Some of us are poor, Jonas goes on to say. But maybe for most of us, that's not something we have to see or deal with most of the time. Gaming is not a cheap hobby, and it's a luxury to have the money to participate in it. And when the developers you hear about tend to be the high profile ones, I'm afraid that cognizance or care about the lower class in this space doesn't exist.

So maybe a game is good enough to sell enough on its own to raise the money. But that money then needs to go to actual living costs. The fact that people can be so snide about this is cause for concern, especially with the current state of the economy.

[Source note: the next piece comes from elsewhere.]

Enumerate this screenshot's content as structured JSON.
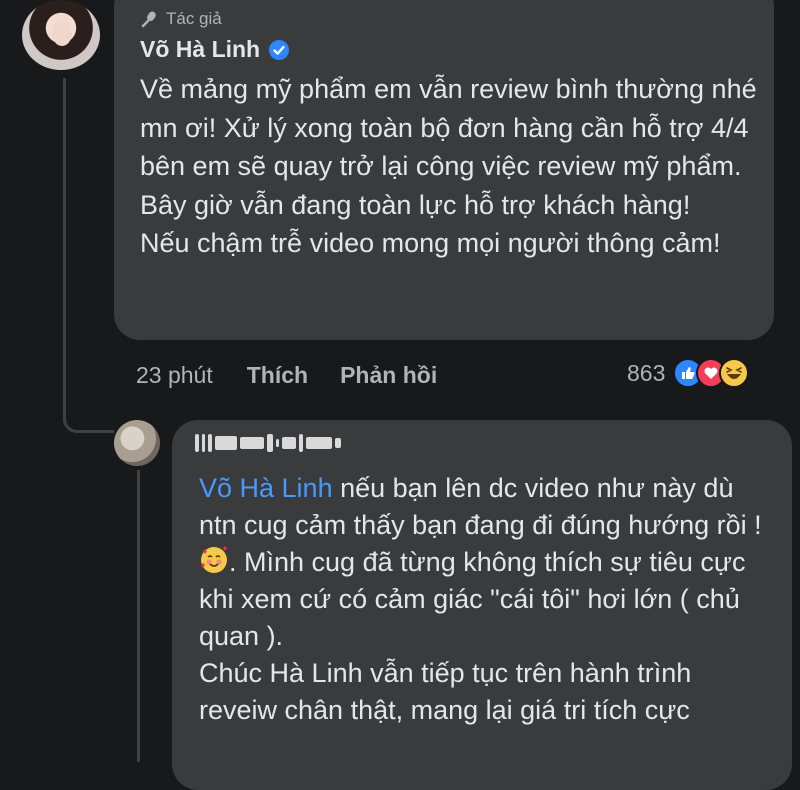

The crux of this issue, in a way, doesn't lie with Greenlight—not exactly. It's with who we allow to be legible within a series of gatekeepers who tend to favor a very specific type of developer. One in the right socioeconomic bracket who would be able to afford costs like licenses, development kids and submission fees. Some might go as far as to suggest that it also favors those who make specific types of games (how many puzzle platformers will the indie scene most of us know spew?)

For now, Valve says that Greenlight will continue to evolve. Fantastic. But it's not just Greenlight that needs to change. So, too, does the attitude surrounding who should be making games. Some people do it for the love, and so yes, they're going to keep going at it even though they might not make much of any money. So to tell a developer that they might want to reconsider their passion just because they're not rolling in cash is heartbreaking. They deserve to be here just as much as anyone else, and there's no shortage of things trying to keep them out.

The One Hundred Dollar Question Jonas Kyratzes